Located just a few hundred meters from the St. Peters’ Basilica and known as the Vatican castle, St. Angelo Castle was the last defensive line of Popes.
For Opera lovers, it is known that St. Angelo Castle was the main set of Tosca, one of Puccini’s most famous masterpieces.
The origin of the Castle
This huge construction was built many centuries earlier as the Mausoleum of Hadrian, one of the most famous Roman emperors. Hadrian built this cylindrical structure in the year 134 AD, so much big to become the largest mausoleum ever built in Rome.
During that age all VIPs’ were usually buried in mausoleums whose dimensions were depending on the family’s power and richness, in fact the more people were rich and the more their tombs were bigger.

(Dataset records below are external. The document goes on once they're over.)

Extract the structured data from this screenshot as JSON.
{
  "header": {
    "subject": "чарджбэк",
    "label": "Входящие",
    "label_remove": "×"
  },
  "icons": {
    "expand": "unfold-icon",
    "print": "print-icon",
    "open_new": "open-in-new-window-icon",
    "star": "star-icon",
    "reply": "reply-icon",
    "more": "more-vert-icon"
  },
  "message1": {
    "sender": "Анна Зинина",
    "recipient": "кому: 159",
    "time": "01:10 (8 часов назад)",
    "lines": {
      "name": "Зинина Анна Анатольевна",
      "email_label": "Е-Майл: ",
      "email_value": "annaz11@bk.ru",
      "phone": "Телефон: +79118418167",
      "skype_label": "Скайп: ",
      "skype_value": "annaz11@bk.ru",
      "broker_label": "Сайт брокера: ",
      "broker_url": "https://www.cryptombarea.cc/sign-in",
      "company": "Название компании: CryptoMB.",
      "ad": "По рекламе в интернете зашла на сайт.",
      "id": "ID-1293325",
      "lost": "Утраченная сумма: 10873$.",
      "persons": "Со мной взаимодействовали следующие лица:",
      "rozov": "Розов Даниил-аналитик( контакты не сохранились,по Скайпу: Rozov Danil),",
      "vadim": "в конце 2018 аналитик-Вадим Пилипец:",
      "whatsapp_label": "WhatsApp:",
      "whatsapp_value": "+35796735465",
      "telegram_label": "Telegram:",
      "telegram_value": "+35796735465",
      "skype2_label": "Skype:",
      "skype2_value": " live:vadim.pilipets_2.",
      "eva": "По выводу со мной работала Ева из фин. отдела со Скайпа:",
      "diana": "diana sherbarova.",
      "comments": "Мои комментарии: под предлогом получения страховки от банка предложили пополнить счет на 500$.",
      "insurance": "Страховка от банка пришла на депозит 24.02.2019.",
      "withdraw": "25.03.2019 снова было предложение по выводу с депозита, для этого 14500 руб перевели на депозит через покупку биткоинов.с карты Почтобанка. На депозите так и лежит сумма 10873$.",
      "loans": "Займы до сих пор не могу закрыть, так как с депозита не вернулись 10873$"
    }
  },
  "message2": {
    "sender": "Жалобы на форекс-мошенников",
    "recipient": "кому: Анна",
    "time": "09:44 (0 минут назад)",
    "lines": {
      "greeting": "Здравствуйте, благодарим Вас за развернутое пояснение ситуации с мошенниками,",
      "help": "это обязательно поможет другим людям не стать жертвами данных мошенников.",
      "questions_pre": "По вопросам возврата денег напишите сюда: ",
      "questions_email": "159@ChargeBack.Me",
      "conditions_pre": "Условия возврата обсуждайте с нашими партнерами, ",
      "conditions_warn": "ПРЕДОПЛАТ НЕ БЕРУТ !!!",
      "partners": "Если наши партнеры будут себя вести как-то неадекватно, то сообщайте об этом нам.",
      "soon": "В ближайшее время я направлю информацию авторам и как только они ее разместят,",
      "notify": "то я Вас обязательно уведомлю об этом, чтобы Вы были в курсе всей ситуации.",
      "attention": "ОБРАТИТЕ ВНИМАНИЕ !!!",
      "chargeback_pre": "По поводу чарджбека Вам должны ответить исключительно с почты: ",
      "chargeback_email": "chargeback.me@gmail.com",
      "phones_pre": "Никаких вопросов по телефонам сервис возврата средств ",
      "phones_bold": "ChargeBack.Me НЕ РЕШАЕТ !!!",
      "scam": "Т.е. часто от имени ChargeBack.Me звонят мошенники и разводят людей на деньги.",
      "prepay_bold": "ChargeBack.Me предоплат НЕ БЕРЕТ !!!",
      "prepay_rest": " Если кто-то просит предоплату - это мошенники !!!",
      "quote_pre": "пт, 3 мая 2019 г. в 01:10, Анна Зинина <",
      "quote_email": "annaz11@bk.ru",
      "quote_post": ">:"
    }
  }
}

Generally, all the emperors, were using to build mausoleums-tombs in a such great way with the aim of leaving good memories of their self with the construction of huge monuments and impressive sites; just think about the Colosseum, the Roman Forum, the Palatine hill, huge roads and so on…
St. Angel Castle became part of the defensive system of Rome already since the construction of the Aurelian walls, but only in the XIV Century Pope Niccolò III decided to convert the previous fortress as the Vatican castle due the vicinity to St. Peters’ Basilica and the Vatican Palace.
Passetto di Borgo wall
During the XIV Century Pope Niccolò III had it built a big wall called Passetto di Borgo in order to connect the the Vatican castle with the Vatican Palace.
In the wall there’s a famous passage located in the upper part of it, which is a sort of indoor corridor, used to walk in security from the Vatican to the Castle and vice versa.
There’s a famous story about this corridor! On May 6th, 1527, during the sack of Rome, Pope Clement VII got his life safe, running away through the same corridor chased by the “Landsknecht”, mercenary troops belonging to Charles V.
Pope Clement VII in fact got safe only thanking the heroical sacrifice of the 189 Swiss guards, in order to permit to the 40 of them survived to escort him into the castle.
The other 149 instead were slaughtered, choosing to die to hold their position; this is probably the big reason why, the Papacy it’s so grateful to these Swiss guards, that they are still nowadays the official Pope private bodyguards.
At the modern time we had several recalls of this wall and the Castle, for example Dan Brown in his best-seller Angels and Demons describes the same corridor as same as an underground passage. This is clearly a fake, because the corridor isn’t underground, but the author replied that his book was not a history book but only fiction.
St. Angelo Bridge
When you’ll come to visit Rome then, wishing to visit this beautiful monument I suggest you to come from the left bank of the river, in order to approach the St. Angel Castle to the front side, therefore you will need to cross the beautiful pedestrian bridge nowadays named St. Angelo Bridge.
This bridge in fact was built in the 134 AD by Hadrian, to connect the ancient Rome to the mausoleum area and originally was named the Aelio bridge.
In the year 1667 Bernini and its pupils erected at both sides’ lines of statues representing 10 angels in order to realize a scenic entrance to the castle.
Anyway, while you are proceeding along the bridge admiring those statues, if you rise your sight at the top of the castle you will notice a big Angel statue topping the whole castle.
The reason of the Angel statue is coming from a legend dating back to the 590. In fact, it seems that while a procession conducted by Pope Gregory I towards to the tomb of Hadrian, on the castle’s top of appeared the Archangel Michael in the act of sheathing the sword as the announcement of the end of the plague, which happened actually.
That’s the reason why since that “miracle” the castle name was modified in St. Angel Castle.
Anyway, this is in brief the history of just one of the numerous jewels of Rome, if you want to come to discover more in depth the St. Angel Castle and the whole Rome, please book with us.